Presented by Third World Newsreel and NYU’s Moving Image Archiving and Preservation Program (MIAP). Generous support provided by the NYU Department of Cinema Studies, the Tisch School of the Arts and Dean Allyson Green, New York Women in Film and Television, the New York State Council on the Arts, the NYC Department of Cultural Affairs, and the Peace Development Fund.
Organizing/ Filmmaking/ Archiving: Films from the Third World Newsreel Archives will present rarely seen and recently preserved 16mm films made by the Newsreel and early Third World Newsreel. The Newsreel, founded in 1968 as an activist film collective, produced films documenting radical social movements of the late 1960s and early 1970s, including the Black Panthers and the Young Lords, the anti-Vietnam war movement, the second wave Women’s Movement, national liberation movements overseas, and community based efforts to fight for equitable housing, health, and education in New York city and beyond. In the early 1970s, Newsreel became Third World Newsreel, which continues to produce, distribute and train in social issue media, while working to preserve its historic collection of films.
12:30-2:30PM – Women’s Movement – Films: Janie’s Janie (1970 B&W 25 min) and Make-Out (1970 B&W 5 min)
These films are unique in the Newsreel Collection, and were created by the Women’s Caucus. Janie’s Janie is a “personal” documentary, an unusual format for Newsreel; it follows a white working class woman in Newark who realizes that she has to control her own life after years of physical and mental abuse. Make-Out is a dramatic short (also unusual for Newsreel) that continues to resonate, as it portrays what a young woman is thinking while a guy tries to make out with her. These films were preserved with the support of NY Women in Film and Television’s Womens’ Film Preservation Fund and CIneric lab. Panelists will include filmmakers Peter Barton, Stephanie Palewski, and Deborah Shaffer, activist Cynthia Mellon and representatives of the National Domestic Workers Alliance.
3-5PM – Mass Incarceration and State Violence – Film: Teach Our Children (1972 B&W 35 min)
One of the first films made by Third World Newsreel, this film focuses on the historic 1971 Attica prison rebellion in upstate New York. The film targets the conditions that caused the prisoners to take drastic steps toward securing their basic rights and questions the behavior of the authorities that resulted in the deaths of thirty-one inmates and prison guards from bullets fired by the National Guard. Preserved by the Pacific Film Archives and CInemalab. MIAP alumni Pamela Jean Smith worked on the preservation of Teach Our Children. Panelists will include filmmakers Christine Choy and Susan Robeson, Attica observer and Fortune Society founder David Rothenberg, and past and current activists on police and state violence.

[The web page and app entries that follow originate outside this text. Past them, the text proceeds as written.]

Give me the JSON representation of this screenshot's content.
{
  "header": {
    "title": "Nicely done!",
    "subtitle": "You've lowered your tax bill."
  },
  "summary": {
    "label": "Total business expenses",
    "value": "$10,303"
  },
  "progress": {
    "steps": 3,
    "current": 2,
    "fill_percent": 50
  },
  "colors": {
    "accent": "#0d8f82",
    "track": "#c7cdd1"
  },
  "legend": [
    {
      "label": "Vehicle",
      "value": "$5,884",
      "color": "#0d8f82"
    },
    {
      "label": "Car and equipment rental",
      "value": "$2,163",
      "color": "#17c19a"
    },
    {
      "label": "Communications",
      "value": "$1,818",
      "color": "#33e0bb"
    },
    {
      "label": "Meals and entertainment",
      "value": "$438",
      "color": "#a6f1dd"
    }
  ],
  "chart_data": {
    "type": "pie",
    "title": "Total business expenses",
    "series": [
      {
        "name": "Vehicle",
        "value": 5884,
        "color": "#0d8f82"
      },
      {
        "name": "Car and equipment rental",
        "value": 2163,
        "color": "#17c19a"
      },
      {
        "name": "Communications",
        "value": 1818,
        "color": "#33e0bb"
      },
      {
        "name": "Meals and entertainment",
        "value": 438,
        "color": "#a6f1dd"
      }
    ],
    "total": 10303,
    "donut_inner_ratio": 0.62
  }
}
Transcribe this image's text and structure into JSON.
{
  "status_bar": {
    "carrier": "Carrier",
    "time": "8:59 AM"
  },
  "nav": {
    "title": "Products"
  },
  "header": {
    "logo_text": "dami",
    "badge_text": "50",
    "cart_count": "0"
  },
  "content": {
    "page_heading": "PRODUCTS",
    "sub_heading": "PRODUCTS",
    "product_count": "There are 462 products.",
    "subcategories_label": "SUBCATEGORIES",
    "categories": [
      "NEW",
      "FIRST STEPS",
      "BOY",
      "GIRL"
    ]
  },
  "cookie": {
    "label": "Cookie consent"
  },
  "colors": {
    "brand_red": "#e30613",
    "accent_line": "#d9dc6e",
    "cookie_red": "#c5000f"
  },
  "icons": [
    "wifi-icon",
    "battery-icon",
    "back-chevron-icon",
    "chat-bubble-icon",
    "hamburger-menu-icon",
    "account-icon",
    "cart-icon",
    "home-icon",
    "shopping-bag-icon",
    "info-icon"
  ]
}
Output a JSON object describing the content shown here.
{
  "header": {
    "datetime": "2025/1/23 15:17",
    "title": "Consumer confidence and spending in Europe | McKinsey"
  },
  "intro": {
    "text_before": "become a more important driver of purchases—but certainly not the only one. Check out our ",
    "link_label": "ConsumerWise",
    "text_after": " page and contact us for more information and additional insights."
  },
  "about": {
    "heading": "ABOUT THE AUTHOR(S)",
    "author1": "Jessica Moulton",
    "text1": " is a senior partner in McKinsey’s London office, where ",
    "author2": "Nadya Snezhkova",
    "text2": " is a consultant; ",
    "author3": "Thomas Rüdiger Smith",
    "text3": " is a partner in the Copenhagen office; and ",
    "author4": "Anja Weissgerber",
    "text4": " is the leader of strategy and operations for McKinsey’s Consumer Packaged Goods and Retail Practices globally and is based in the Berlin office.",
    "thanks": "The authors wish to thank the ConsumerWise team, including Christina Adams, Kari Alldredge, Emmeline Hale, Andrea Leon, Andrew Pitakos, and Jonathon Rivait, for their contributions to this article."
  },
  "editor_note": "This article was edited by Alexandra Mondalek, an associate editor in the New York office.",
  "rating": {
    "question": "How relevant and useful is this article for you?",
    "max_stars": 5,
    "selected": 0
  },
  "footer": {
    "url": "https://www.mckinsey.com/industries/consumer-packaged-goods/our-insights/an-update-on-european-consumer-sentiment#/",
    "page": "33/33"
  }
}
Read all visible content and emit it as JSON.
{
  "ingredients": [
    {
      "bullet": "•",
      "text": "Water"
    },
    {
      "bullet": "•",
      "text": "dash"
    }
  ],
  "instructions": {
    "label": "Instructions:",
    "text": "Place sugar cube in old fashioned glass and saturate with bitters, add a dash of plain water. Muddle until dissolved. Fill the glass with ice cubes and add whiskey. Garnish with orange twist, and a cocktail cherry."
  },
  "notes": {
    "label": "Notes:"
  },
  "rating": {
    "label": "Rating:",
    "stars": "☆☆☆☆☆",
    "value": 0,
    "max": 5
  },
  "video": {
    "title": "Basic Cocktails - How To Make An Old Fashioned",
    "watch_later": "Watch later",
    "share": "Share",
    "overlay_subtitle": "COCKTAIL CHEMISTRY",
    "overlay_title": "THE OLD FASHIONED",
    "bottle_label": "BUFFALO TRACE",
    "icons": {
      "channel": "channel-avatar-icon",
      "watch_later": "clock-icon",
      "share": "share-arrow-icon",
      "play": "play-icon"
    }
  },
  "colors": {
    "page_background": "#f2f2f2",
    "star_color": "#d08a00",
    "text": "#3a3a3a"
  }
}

5:15-7:15PM – Fighting Gentrification – Film: Break and Enter (Rompiendo Puertas) (1970, B&W 42 min)
A Newsreel documentary on the fight against the impact of gentrification, then called “urban renewal” on the upper west side of Manhattan. The primarily Latino community was being forced out of their homes to make way for hotels and restaurants–and a mostly women-led community organization formed to take back the empty buildings, forming a squatters’ movement Operation Move-In. Preserved with the support of the National Film Preservation Foundation and Color Lab and the assistance of MIAP interns. Panelists will include filmmakers Peter Barton and Carol Foresta, activist Esperanza Martell, and Shahana Hanif and Wai Yee Poon of CAAAV.
The symposium panels will be preceded by the workshop Archiving and Preserving Film/Media Collections from 10AM-12:30 PM at 665 Broadway, 6th Floor in Room 643. The workshop will be an introduction for independent film/videomakers, activists and activist organizations on how to organize, evaluate and preserve their film and media collections. Featured speakers: XFR Collective and AMIA @ NYU. Free with pre-registration.